This idea of "easing" the edge is expounded upon in numerous ways to create an abundance of additional styles...

Beveled Edge

If we ease the countertop edge at a crisp 45-degree angle, we have the beveled edge. This style has been popular for a long time, and while still loved by many, it is beginning to be considered dated by some. None-the-less, the beveled edge on stone or stone-simulated laminate is a traditional look that stirs up feelings of classic architecture. Variations of the traditional beveled edge include trimming the bottom edge as well, or altering the angle of the bevel. One custom option for laminated counters is to use a contrasting strip of laminate on the beveled edge itself. This can create a stunning accent.

Overall clean-up is easy with this design, but watch for spills to run right off that distinct edge. And, resting one's elbows on the bevel could quickly become uncomfortable.

Bullnose Edge

Taking the easing technique to the max results in the bold style known as bullnose. Considered timeless, this edge always seems to feel appropriate. The bullnose has both a convex rounded top and bottom creating a soft, inviting look. Like the straight edge, it compliments the massive appeal of both stone and simulated stone. Because it is totally rounded, the bullnose is perhaps the safest edge available. Cleanups are easy with no grooves to harbor dirt. Spills are a little less likely to reach the floor as fluids tend to adhere to the curved surface. And when it comes to comfort, its a hands-down victory for the bullnose since there are no ridges to irritate elbows.

Any style of edge that curves downward like the bullnose is often referred to as a Waterfall Edge. The laminate or cut stone curves down from the top edge and falls toward the floor. This method of easing can take on endless forms from the full, to half, to double bullnose and more.

Ogee Edge

When the traditional look is what you're after, you might want to consider the ogee cut. It is made by combining two arc grooves in opposite directions to create a subtle "s" profile. This is considered the edge to use when a touch of elegance is desired. It too can take on many transformations by adding deeper or additional grooves in either direction. The multiple ridges mean it takes a little more effort to keep clean, and although the lines are often softened, it may still get uncomfortable for arms to rest on them for any period of time.

Other Edges

Marine - This edge is just what you think it is. A lip is raised along the perimeter of the counter much like is found on ship counters.
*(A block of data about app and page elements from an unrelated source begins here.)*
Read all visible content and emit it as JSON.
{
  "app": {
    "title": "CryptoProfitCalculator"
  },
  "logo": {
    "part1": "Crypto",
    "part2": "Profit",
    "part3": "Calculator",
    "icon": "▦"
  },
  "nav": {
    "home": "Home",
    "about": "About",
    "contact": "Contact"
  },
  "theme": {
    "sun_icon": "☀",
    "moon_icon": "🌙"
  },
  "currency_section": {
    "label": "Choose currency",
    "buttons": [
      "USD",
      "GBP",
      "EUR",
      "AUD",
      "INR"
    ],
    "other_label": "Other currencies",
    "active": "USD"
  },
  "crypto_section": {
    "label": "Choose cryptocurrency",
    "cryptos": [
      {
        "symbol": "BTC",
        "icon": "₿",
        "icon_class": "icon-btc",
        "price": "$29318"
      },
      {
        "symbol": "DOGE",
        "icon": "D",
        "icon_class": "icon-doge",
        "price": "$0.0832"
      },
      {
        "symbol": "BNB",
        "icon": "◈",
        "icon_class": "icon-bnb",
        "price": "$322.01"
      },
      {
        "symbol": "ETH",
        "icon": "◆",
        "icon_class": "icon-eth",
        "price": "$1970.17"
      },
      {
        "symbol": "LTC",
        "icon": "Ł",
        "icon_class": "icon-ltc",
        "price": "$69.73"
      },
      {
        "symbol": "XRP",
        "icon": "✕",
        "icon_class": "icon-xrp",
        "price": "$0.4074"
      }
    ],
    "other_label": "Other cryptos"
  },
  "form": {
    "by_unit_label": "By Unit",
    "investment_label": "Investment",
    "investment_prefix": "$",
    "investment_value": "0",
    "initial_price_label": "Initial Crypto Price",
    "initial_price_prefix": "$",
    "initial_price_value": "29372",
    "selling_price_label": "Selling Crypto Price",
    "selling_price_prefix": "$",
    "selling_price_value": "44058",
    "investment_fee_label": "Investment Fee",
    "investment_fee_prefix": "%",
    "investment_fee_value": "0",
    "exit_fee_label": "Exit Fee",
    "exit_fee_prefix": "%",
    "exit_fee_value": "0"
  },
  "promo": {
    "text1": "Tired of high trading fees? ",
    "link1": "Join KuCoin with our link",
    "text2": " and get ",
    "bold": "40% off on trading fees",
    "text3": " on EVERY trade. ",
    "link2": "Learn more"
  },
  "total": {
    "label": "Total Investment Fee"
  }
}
The marine edge can be very attractive and is extremely practical, making it almost impossible for spills to hit the floor.

DuPont - A spin-off of sorts from the ogee style. Instead of beginning with an arc at the top edge, the DuPont starts with a straight vertical cut before meeting a bullnose styled bottom. Like the ogee it adds an air of elegance to a room.

Cove - A single concave arc, the opposite of a bullnose arc, is followed by a sharp vertical cut to the bottom in the cove edge. A simple, tasteful design.

Chisel - For stone countertops this is the rustic look. The stone appears as if it were just chiseled from its natural surroundings, maintaining its rough-hewn edge. A very appealing tactile effect.

Conclusion

By mixing and matching curves and hard angles almost any edge can be created for your kitchen countertop. If you stick with available stock cuts, you will save money. If you want to be creative, and cost is not a concern, consider a custom approach to make your kitchen countertop distinctive. Its the little things that can add zest to life; and in your kitchen that spark just might come from your choice of a countertop edge style.